### LISTED ENTRIES ###

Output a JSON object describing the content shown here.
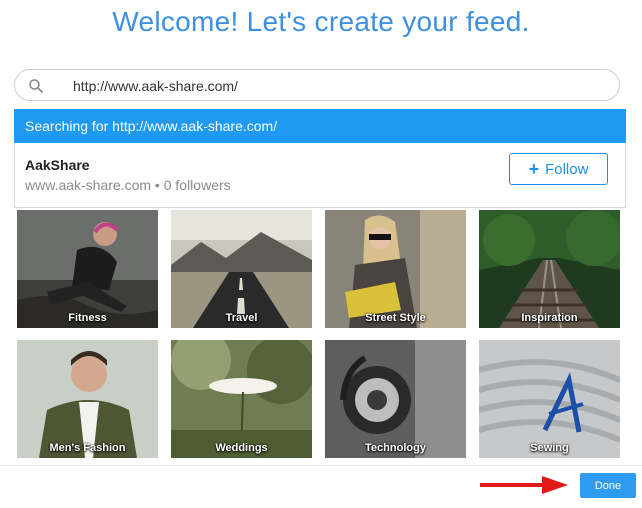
{
  "header": {
    "title": "Welcome! Let's create your feed."
  },
  "search": {
    "value": "http://www.aak-share.com/",
    "icon": "search-icon"
  },
  "dropdown": {
    "searching_text": "Searching for http://www.aak-share.com/",
    "result": {
      "name": "AakShare",
      "meta": "www.aak-share.com • 0 followers",
      "follow_label": "Follow"
    }
  },
  "categories": [
    {
      "label": "Fitness"
    },
    {
      "label": "Travel"
    },
    {
      "label": "Street Style"
    },
    {
      "label": "Inspiration"
    },
    {
      "label": "Men's Fashion"
    },
    {
      "label": "Weddings"
    },
    {
      "label": "Technology"
    },
    {
      "label": "Sewing"
    }
  ],
  "footer": {
    "done_label": "Done"
  },
  "colors": {
    "accent": "#1e9af3",
    "title": "#3d8fe0",
    "arrow": "#e01818"
  }
}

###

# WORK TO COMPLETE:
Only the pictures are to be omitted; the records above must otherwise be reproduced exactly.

# TASK SOLUTION:
Output a JSON object describing the content shown here.
{
  "header": {
    "title": "Welcome! Let's create your feed."
  },
  "search": {
    "value": "http://www.aak-share.com/",
    "icon": "search-icon"
  },
  "dropdown": {
    "searching_text": "Searching for http://www.aak-share.com/",
    "result": {
      "name": "AakShare",
      "meta": "www.aak-share.com • 0 followers",
      "follow_label": "Follow"
    }
  },
  "categories": [
    {
      "label": "Fitness"
    },
    {
      "label": "Travel"
    },
    {
      "label": "Street Style"
    },
    {
      "label": "Inspiration"
    },
    {
      "label": "Men's Fashion"
    },
    {
      "label": "Weddings"
    },
    {
      "label": "Technology"
    },
    {
      "label": "Sewing"
    }
  ],
  "footer": {
    "done_label": "Done"
  },
  "colors": {
    "accent": "#1e9af3",
    "title": "#3d8fe0",
    "arrow": "#e01818"
  }
}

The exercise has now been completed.